We have three main revenue streams. My consulting business brings in the majority of our income right now. I write business plans, help small businesses with startup and growth strategies, and help businesses restructure their financial processes to optimize profitability and understand their finances. Basically, I work on spreadsheets all day. Nate is a videographer and shoots videos for brands to showcase their products in use out on our adventures. We take products along with us when we’re hiking, biking, paddle boarding, or camping and test them out in nature. He also does all of the videography and editing for Adventure in a Backpack, which takes up a lot of his time.
Adventure in a Backpack does make money at the moment, although we pump most of it back into the business to help grow it. We make money from things like affiliate links for products we recommend as well as YouTube advertisements. We also work with brands demonstrating products that fit well with our lifestyle.
What dictates your travel schedule? Where do you go and why?
For the most part, our travel schedule is based around various events. We like to go to trade shows, festivals, and even meet with clients around North America, and we plan our travel schedule around those stops. Even when the events are a month or more apart, we’ll take a route between those two stops and look at interesting points along the way to make the journey more of the adventure.
What’s your advice for professionals looking to move into a van?
First, be realistic with your goals and your schedule. It’s easy to fall into a routine of skiing on Mondays rather than answering client emails, so you really need to be disciplined. On the flip side, however, set expectations for your clients so they know that you are not available 24/7. Maintaining expectations is very important. If you’re looking to move into a van to have more adventure in life, you don’t want to be working seven days a week either.
Second, be flexible and learn to roll with the punches. Sometimes your van will break down at the most inopportune times and you have to cancel all your calls.
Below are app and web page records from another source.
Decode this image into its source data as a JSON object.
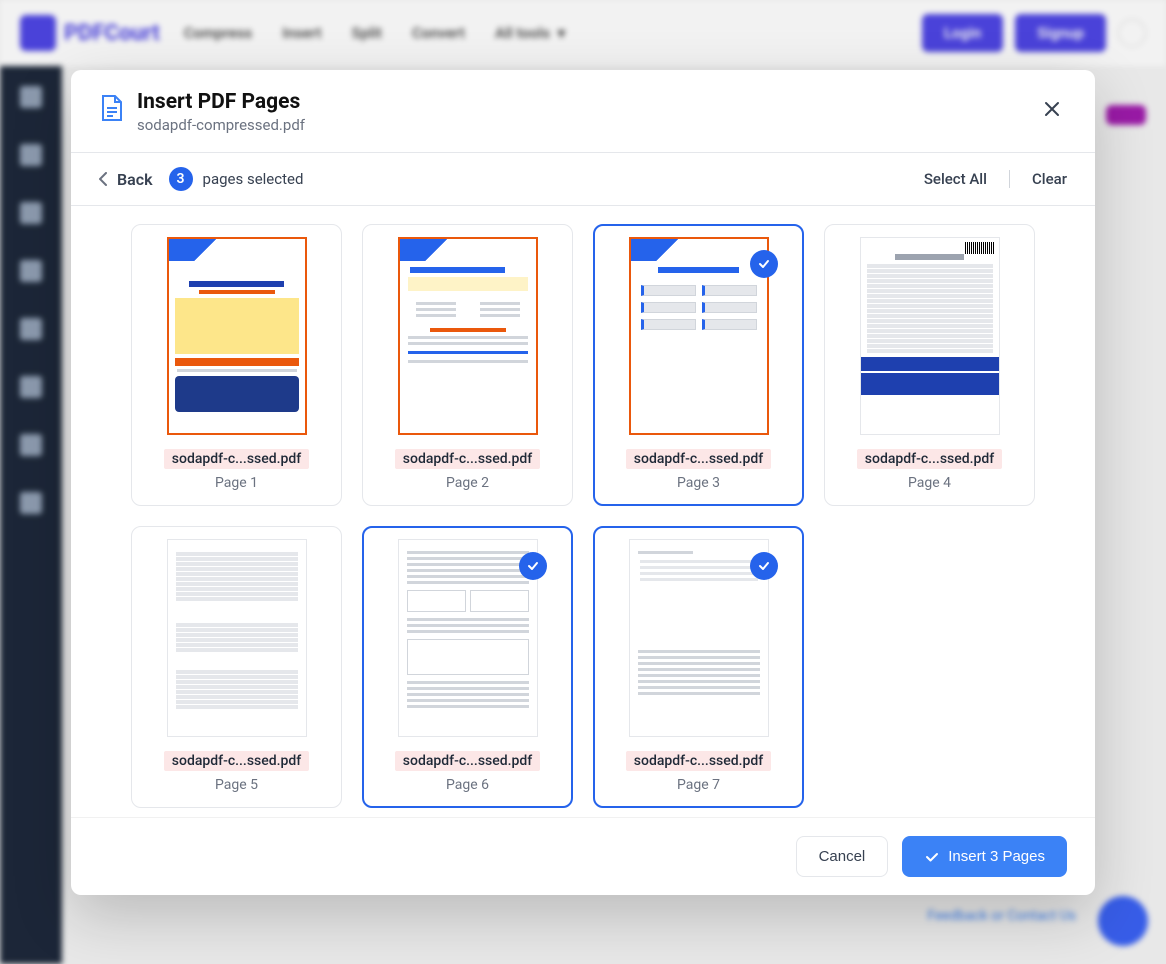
{
  "background": {
    "logo_text": "PDFCourt",
    "nav": [
      "Compress",
      "Insert",
      "Split",
      "Convert",
      "All tools"
    ],
    "login": "Login",
    "signup": "Signup",
    "feedback": "Feedback or Contact Us"
  },
  "modal": {
    "title": "Insert PDF Pages",
    "subtitle": "sodapdf-compressed.pdf",
    "back_label": "Back",
    "selected_count": "3",
    "selected_label": "pages selected",
    "select_all": "Select All",
    "clear": "Clear",
    "cancel": "Cancel",
    "insert": "Insert 3 Pages"
  },
  "pages": [
    {
      "file": "sodapdf-c...ssed.pdf",
      "label": "Page 1",
      "selected": false,
      "style": "cover"
    },
    {
      "file": "sodapdf-c...ssed.pdf",
      "label": "Page 2",
      "selected": false,
      "style": "illustration"
    },
    {
      "file": "sodapdf-c...ssed.pdf",
      "label": "Page 3",
      "selected": true,
      "style": "why"
    },
    {
      "file": "sodapdf-c...ssed.pdf",
      "label": "Page 4",
      "selected": false,
      "style": "doc1"
    },
    {
      "file": "sodapdf-c...ssed.pdf",
      "label": "Page 5",
      "selected": false,
      "style": "doc2"
    },
    {
      "file": "sodapdf-c...ssed.pdf",
      "label": "Page 6",
      "selected": true,
      "style": "doc3"
    },
    {
      "file": "sodapdf-c...ssed.pdf",
      "label": "Page 7",
      "selected": true,
      "style": "doc4"
    }
  ]
}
It’s okay, your clients understand that you’re human.
Forming good networking relationships is challenging on the road, but your overall network will easily expand (geographically), but truly forming a relationship with other professionals becomes more difficult because you’re always on the move. My advice here is to have a solid network prior to taking off, as well as seek out networking opportunities in the areas you do visit. Don’t be shy about telling people you live in a van, because it’s a fantastic ice breaker.
What are the top 3 strangest questions you’ve gotten from people about vanlife and how have you responded?
1. “How much weight our paint added to the van build?” By far the strangest question we’ve gotten several times. We used PlastiDip—like a liquid plastic that you spray on like paint—to change the color of the van. We always try to respond to every question we get as educationally as we can (there are no dumb questions, right?), so we respond to that one with: It took about 10 gallons to paint the van and a gallon of water weighs 8 pounds. Most of the liquid in the PlastiDip would evaporate when it dries, so at most 80 pounds is our best guess. But honestly, we have no clue how much weight it added!
2. We were recently asked if we had ever thought of pulling a small trailer behind the van so that we can carry 275 gallons of water. It was that last part that threw us for a loop. We’ve thought of many things that we could do with the van, but pulling 275 gallons of water behind the van is not one of them! What would you even do with that much water? We carry 14 gallons of water.
3. “You live in a van, I thought you were vegan.” We were not told when we moved into our van that being vegan was a prerequisite, but apparently most people think so! When we show videos of us cooking or eating, we often get people commenting that they assumed we were vegan.